' Y.S. '

NOTES$ (1) [(1) p.343] O.R. III, pp. 98-100, CDDH/II/56;

(2) [(2) p.343] O.R. XI, p. 185, CDDH/II/SR.19, para. 70;

(3) [(3) p.343] O.R. III, p. 102, CDDH/II/259;

(4) [(4) p.344] Cf. O.R. XI, p. 363, CDDH/II/SR.35, para. 2;

(5) [(5) p.344] Ibid., p. 371 para. 49;

(6) [(6) p.344] O.R. XII, p. 231, CDDH/II/SR.76, para. 26;

(7) [(7) p.344] Ibid., p. 232, para. 29;

(8) [(8) p.344] On this subject, cf. also infra, p. 346;

(9) [(9) p.344] Cf. O.R. XII, p. 253, CDDH/II/SR.78, para. 34;

(10) [(10) p.344] O.R. XI, p. 186, CDDH/II/SR.19, para.76;

(11) [(11) p.344] On this subject, cf. commentary Art. 96, paras. 2 and 3, infra, pp. 1086-1092;

(12) [(12) p.345] On this subject, cf. infra, p. 360;

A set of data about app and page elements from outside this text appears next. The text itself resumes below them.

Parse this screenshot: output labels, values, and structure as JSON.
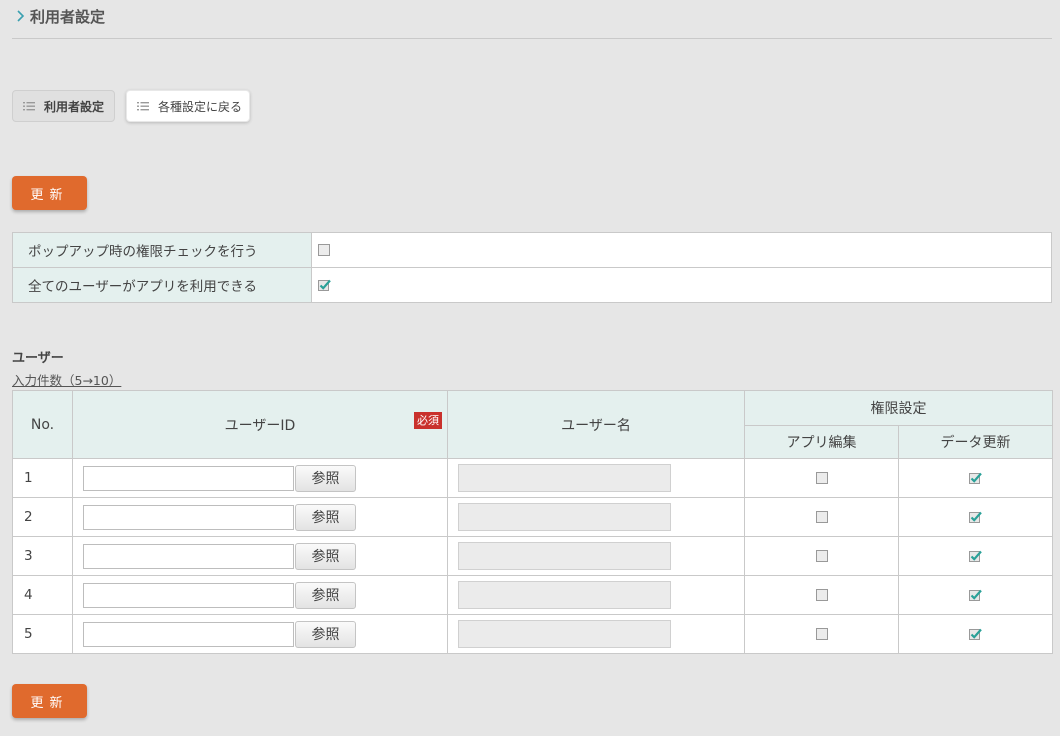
{
  "page": {
    "title": "利用者設定"
  },
  "tabs": {
    "current": "利用者設定",
    "back": "各種設定に戻る"
  },
  "buttons": {
    "update": "更新"
  },
  "settings": [
    {
      "label": "ポップアップ時の権限チェックを行う",
      "checked": false
    },
    {
      "label": "全てのユーザーがアプリを利用できる",
      "checked": true
    }
  ],
  "users": {
    "heading": "ユーザー",
    "count_link": "入力件数（5→10）",
    "columns": {
      "no": "No.",
      "user_id": "ユーザーID",
      "required": "必須",
      "user_name": "ユーザー名",
      "permission": "権限設定",
      "app_edit": "アプリ編集",
      "data_update": "データ更新"
    },
    "reference_button": "参照",
    "rows": [
      {
        "no": "1",
        "user_id": "",
        "user_name": "",
        "app_edit": false,
        "data_update": true
      },
      {
        "no": "2",
        "user_id": "",
        "user_name": "",
        "app_edit": false,
        "data_update": true
      },
      {
        "no": "3",
        "user_id": "",
        "user_name": "",
        "app_edit": false,
        "data_update": true
      },
      {
        "no": "4",
        "user_id": "",
        "user_name": "",
        "app_edit": false,
        "data_update": true
      },
      {
        "no": "5",
        "user_id": "",
        "user_name": "",
        "app_edit": false,
        "data_update": true
      }
    ]
  },
  "icons": {
    "title": "chevron-right-icon",
    "tab": "list-icon",
    "check": "check-icon"
  },
  "colors": {
    "accent": "#e06a2d",
    "header_bg": "#e4f0ee",
    "required": "#c9312c",
    "check": "#2aa198"
  }
}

(13) [(13) p.345] Cf. O.R. XI, p. 365, CDDH/II/SR.35, para. 13;

(14) [(14) p.345] However, on this subject, cf. ' Commentary III, ' pp. 594-596 (Art. 125) and commentary Art. 9, para. 2, supra, p. 143;

(15) [(15) p.345] Cf. supra, p. 344;

(16) [(16) p.345] O.R. XII p. 232, CDDH/II/SR.76, para. 29;

(17) [(17) p.345] Ibid., para. 28;

(18) [(18) p.346] Ibid. p. 255 CDDH/II/SR.78, para. 46;

(19) [(19) p.346] The recognition of such a right in international armed conflicts should have further repercussions, particularly with regard to the families of missing persons in non-international armed conflicts and in the framework of human rights, even during internal disturbances or tensions;

(20) [(20) p.346] Cf. introduction to the present Section, supra, p. 342;

(21) [(21) p.346] O.R. III, p. 102, CDDH/II/259 and p. 105, CDDH/II/354;

(22) [(22) p.346] O.R. XI p. 365 CDDH/II/SR.35, para. 11;

(23) [(23) p.346] Cf. ibid., p. 372, para. 58;

(24) [(24) p.347] Cf. particularly ibid., p. 186, CDDH/II/SR.19, para. 76;

(25) [(25) p.347] Cf. supra, p. 346;

(26) [(26) p.347] O.R XII p. 255, CDDH/II/SR.78, para. 46;

(27) [(27) p.347] On this subject, cf. particularly O.R. XI, p. 374, CDDH/II/SR.35, para. 69, and O.R. XII, p. 231, CDDH/II/SR.76, para. 25 and p. 234, para. 37;